LaTeX equations split over two columns

Drafting a paper I've just got stuck trying to fit some lengthy equations into a two column document. For some I've gotten away with splitting lines using \begin{split} or \begin{align} environments, but for some it starts to look ridiculous. I also started to run into issues where my \left( and \right) bracket commands didn't like to be split over lines. So I decided that there was no option except spreading the equation over the full page width.

This is actually not particularly straightforward in LaTeX. A reasonable forum discussion on options gives a few suggestions. It seems that it needs to be floated within a figure environment. This is also suggested in a very comprehensive document (p35) on typesetting equations. Unfortunately both of these require manual fiddling with equation numbers and quite a lot of extra code in the document. I've therefore modified their code to define my own environment for a floated equation and used counters to automate the equation numbering.

% for floated 2 column equations
{\setcounter{thisEquationNumber}{\value{equation}}\addtocounter{equation}{1}% record equation as happened and remember number
\begin{figure*}[!t]% float following equation across columns
\normalsize\setcounter{tempEquationCounter}{\value{equation}}% record current equation number in floated location
\setcounter{equation}{\value{thisEquationNumber}}% use previous equation number
{\setcounter{equation}{\value{tempEquationCounter}}% set back to equation number in floated location
\hrulefill\vspace*{4pt}% add a horizontal rule separator
\end{figure*}% end float environment


In the text simply wrap the standard equation environment in the new environment:
a = b + c

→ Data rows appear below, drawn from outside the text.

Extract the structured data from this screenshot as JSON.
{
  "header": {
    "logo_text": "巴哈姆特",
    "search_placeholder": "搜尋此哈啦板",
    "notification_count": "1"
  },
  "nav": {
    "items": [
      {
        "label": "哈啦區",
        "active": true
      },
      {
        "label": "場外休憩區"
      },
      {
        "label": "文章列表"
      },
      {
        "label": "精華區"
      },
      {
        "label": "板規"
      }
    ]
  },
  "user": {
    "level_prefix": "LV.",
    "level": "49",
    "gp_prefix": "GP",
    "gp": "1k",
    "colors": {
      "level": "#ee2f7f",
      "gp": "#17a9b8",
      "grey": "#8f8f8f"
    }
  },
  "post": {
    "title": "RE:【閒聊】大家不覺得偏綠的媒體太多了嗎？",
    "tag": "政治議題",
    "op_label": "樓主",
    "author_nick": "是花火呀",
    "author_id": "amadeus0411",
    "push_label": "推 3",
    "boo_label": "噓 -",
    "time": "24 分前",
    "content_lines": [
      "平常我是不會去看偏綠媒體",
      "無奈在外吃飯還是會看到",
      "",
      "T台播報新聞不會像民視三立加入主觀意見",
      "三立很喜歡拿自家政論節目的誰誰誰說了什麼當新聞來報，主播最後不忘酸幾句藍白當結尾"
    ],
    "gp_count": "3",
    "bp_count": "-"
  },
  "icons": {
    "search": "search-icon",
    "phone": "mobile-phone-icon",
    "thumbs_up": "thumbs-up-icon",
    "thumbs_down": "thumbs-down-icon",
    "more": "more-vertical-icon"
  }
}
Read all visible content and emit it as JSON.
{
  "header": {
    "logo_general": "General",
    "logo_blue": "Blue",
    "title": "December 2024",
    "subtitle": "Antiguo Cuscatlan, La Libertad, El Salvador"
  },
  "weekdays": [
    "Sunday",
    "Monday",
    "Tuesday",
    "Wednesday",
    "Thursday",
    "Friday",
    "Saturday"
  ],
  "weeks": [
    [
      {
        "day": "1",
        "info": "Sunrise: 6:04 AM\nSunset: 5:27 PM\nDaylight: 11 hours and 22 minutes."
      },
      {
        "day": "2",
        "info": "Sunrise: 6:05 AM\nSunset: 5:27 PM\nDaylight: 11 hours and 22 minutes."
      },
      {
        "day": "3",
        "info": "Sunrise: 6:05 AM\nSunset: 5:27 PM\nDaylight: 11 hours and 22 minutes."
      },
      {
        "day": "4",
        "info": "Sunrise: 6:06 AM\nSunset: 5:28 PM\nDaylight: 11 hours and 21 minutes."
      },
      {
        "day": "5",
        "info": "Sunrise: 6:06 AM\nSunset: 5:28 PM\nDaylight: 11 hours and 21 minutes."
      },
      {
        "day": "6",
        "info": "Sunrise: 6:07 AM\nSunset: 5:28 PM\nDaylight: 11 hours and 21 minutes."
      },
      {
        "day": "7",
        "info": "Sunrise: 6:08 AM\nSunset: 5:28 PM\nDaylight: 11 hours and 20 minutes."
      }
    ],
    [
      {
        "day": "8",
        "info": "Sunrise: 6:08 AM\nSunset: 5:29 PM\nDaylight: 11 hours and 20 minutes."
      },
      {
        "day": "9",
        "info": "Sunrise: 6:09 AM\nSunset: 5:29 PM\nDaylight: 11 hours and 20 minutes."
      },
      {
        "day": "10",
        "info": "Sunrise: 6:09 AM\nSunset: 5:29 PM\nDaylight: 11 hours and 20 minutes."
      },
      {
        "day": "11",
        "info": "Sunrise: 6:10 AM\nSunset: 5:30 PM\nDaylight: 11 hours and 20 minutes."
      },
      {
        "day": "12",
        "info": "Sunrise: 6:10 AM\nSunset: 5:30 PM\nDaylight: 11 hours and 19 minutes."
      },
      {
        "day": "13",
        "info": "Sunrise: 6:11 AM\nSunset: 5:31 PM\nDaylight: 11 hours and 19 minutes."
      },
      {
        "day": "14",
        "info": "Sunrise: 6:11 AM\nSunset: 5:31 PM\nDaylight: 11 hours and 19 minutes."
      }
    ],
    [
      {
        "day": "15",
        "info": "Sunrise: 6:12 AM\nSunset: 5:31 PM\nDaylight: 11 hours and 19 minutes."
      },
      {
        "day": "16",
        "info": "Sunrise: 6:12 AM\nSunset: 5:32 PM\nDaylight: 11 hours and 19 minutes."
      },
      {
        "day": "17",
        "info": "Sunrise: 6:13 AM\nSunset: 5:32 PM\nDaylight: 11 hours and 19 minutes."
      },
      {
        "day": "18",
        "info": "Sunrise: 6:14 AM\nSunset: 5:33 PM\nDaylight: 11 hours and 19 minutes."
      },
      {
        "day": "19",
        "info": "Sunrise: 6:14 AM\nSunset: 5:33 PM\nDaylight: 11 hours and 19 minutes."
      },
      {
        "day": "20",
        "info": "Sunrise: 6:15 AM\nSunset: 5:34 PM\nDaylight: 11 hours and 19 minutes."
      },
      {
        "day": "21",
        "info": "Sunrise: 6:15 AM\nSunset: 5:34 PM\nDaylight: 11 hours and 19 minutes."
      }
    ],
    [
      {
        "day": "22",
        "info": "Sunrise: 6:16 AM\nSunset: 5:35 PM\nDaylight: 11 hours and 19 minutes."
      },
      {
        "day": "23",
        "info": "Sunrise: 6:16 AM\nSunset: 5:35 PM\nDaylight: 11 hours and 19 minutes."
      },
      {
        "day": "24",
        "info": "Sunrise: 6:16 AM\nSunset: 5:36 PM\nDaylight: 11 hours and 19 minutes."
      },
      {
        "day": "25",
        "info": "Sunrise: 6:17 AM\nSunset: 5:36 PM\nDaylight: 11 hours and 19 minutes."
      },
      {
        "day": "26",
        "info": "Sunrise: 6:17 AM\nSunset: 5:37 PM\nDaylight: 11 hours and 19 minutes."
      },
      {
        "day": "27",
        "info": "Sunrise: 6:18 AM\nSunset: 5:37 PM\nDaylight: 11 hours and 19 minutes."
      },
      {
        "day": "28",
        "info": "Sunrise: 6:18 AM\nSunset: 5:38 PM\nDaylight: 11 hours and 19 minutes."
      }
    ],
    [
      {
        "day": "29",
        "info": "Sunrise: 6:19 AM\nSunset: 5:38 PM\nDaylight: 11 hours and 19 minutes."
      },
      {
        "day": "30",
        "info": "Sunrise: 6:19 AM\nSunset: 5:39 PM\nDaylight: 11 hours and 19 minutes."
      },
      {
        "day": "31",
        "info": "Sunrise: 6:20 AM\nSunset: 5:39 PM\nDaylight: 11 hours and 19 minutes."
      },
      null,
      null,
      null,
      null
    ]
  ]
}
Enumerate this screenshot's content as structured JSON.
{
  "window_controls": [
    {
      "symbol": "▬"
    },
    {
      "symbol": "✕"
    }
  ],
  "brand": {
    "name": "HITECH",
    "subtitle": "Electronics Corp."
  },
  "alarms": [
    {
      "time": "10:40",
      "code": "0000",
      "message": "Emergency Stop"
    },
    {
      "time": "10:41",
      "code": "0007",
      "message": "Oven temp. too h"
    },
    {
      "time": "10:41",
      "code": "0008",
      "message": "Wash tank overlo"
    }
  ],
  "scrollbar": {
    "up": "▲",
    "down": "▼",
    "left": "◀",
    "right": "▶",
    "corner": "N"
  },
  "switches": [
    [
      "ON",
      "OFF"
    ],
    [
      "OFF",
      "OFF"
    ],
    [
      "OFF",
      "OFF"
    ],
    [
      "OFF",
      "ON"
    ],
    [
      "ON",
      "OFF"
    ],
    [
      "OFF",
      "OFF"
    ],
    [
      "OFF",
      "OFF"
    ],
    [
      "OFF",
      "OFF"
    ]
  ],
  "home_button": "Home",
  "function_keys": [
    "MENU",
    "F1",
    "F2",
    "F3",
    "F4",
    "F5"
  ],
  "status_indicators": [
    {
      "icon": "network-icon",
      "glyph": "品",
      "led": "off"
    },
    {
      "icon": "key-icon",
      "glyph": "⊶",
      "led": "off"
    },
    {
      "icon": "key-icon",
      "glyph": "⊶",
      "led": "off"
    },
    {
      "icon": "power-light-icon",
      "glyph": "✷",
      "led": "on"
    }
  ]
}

This should float the equation across the whole page and allow LaTeX to fit it in the right place whilst still numbering it as if it appeared where it is defined in the text. Or at least that's what it's achieving for me at the moment!